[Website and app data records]
——————————

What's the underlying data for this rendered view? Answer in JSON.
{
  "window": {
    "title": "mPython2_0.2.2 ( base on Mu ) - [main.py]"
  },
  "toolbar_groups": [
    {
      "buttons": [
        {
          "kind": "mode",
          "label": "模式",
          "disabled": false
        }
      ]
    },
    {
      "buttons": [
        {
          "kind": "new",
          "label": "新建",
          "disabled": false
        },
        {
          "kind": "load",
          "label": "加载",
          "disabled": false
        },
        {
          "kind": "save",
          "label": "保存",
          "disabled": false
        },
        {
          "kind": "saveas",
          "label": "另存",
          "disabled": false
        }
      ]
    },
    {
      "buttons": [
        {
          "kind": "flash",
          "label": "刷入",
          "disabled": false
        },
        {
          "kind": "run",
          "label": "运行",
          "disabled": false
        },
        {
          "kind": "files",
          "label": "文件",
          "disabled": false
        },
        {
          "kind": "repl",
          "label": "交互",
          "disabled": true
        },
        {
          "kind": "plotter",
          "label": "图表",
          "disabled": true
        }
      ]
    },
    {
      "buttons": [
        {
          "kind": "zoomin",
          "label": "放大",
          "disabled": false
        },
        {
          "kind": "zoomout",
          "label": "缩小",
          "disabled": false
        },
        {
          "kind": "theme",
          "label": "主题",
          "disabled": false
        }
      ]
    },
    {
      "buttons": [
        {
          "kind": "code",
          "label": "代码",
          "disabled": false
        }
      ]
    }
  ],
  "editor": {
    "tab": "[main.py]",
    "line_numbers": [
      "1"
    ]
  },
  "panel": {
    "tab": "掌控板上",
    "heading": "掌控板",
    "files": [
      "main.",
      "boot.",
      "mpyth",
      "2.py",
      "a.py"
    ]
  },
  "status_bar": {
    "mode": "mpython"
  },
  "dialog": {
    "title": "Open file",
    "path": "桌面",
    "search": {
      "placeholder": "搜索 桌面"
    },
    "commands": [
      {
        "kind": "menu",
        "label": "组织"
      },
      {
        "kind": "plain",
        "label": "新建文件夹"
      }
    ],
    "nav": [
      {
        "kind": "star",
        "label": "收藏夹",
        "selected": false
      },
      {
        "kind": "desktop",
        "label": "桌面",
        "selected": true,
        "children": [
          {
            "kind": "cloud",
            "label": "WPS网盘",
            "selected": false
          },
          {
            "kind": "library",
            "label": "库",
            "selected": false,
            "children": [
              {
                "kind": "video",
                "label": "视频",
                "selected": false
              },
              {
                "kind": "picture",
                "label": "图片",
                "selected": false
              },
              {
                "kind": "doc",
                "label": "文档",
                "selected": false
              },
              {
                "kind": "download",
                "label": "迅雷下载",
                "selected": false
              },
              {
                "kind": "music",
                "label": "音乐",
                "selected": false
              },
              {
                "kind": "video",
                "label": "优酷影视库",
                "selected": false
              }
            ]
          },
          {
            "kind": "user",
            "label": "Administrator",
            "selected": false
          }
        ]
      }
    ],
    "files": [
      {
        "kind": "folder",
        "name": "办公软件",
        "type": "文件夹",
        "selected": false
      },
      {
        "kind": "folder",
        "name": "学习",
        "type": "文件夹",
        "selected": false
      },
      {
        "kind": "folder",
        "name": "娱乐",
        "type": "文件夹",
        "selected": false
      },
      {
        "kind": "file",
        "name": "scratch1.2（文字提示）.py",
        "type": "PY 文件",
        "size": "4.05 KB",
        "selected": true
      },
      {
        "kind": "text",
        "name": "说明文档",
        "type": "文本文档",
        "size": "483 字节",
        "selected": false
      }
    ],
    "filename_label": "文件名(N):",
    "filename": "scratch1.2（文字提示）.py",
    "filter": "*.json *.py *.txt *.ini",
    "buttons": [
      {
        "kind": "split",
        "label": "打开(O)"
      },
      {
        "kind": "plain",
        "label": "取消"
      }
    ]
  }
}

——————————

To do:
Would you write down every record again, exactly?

Your solution:
What's the underlying data for this rendered view? Answer in JSON.
{
  "window": {
    "title": "mPython2_0.2.2 ( base on Mu ) - [main.py]"
  },
  "toolbar_groups": [
    {
      "buttons": [
        {
          "kind": "mode",
          "label": "模式",
          "disabled": false
        }
      ]
    },
    {
      "buttons": [
        {
          "kind": "new",
          "label": "新建",
          "disabled": false
        },
        {
          "kind": "load",
          "label": "加载",
          "disabled": false
        },
        {
          "kind": "save",
          "label": "保存",
          "disabled": false
        },
        {
          "kind": "saveas",
          "label": "另存",
          "disabled": false
        }
      ]
    },
    {
      "buttons": [
        {
          "kind": "flash",
          "label": "刷入",
          "disabled": false
        },
        {
          "kind": "run",
          "label": "运行",
          "disabled": false
        },
        {
          "kind": "files",
          "label": "文件",
          "disabled": false
        },
        {
          "kind": "repl",
          "label": "交互",
          "disabled": true
        },
        {
          "kind": "plotter",
          "label": "图表",
          "disabled": true
        }
      ]
    },
    {
      "buttons": [
        {
          "kind": "zoomin",
          "label": "放大",
          "disabled": false
        },
        {
          "kind": "zoomout",
          "label": "缩小",
          "disabled": false
        },
        {
          "kind": "theme",
          "label": "主题",
          "disabled": false
        }
      ]
    },
    {
      "buttons": [
        {
          "kind": "code",
          "label": "代码",
          "disabled": false
        }
      ]
    }
  ],
  "editor": {
    "tab": "[main.py]",
    "line_numbers": [
      "1"
    ]
  },
  "panel": {
    "tab": "掌控板上",
    "heading": "掌控板",
    "files": [
      "main.",
      "boot.",
      "mpyth",
      "2.py",
      "a.py"
    ]
  },
  "status_bar": {
    "mode": "mpython"
  },
  "dialog": {
    "title": "Open file",
    "path": "桌面",
    "search": {
      "placeholder": "搜索 桌面"
    },
    "commands": [
      {
        "kind": "menu",
        "label": "组织"
      },
      {
        "kind": "plain",
        "label": "新建文件夹"
      }
    ],
    "nav": [
      {
        "kind": "star",
        "label": "收藏夹",
        "selected": false
      },
      {
        "kind": "desktop",
        "label": "桌面",
        "selected": true,
        "children": [
          {
            "kind": "cloud",
            "label": "WPS网盘",
            "selected": false
          },
          {
            "kind": "library",
            "label": "库",
            "selected": false,
            "children": [
              {
                "kind": "video",
                "label": "视频",
                "selected": false
              },
              {
                "kind": "picture",
                "label": "图片",
                "selected": false
              },
              {
                "kind": "doc",
                "label": "文档",
                "selected": false
              },
              {
                "kind": "download",
                "label": "迅雷下载",
                "selected": false
              },
              {
                "kind": "music",
                "label": "音乐",
                "selected": false
              },
              {
                "kind": "video",
                "label": "优酷影视库",
                "selected": false
              }
            ]
          },
          {
            "kind": "user",
            "label": "Administrator",
            "selected": false
          }
        ]
      }
    ],
    "files": [
      {
        "kind": "folder",
        "name": "办公软件",
        "type": "文件夹",
        "selected": false
      },
      {
        "kind": "folder",
        "name": "学习",
        "type": "文件夹",
        "selected": false
      },
      {
        "kind": "folder",
        "name": "娱乐",
        "type": "文件夹",
        "selected": false
      },
      {
        "kind": "file",
        "name": "scratch1.2（文字提示）.py",
        "type": "PY 文件",
        "size": "4.05 KB",
        "selected": true
      },
      {
        "kind": "text",
        "name": "说明文档",
        "type": "文本文档",
        "size": "483 字节",
        "selected": false
      }
    ],
    "filename_label": "文件名(N):",
    "filename": "scratch1.2（文字提示）.py",
    "filter": "*.json *.py *.txt *.ini",
    "buttons": [
      {
        "kind": "split",
        "label": "打开(O)"
      },
      {
        "kind": "plain",
        "label": "取消"
      }
    ]
  }
}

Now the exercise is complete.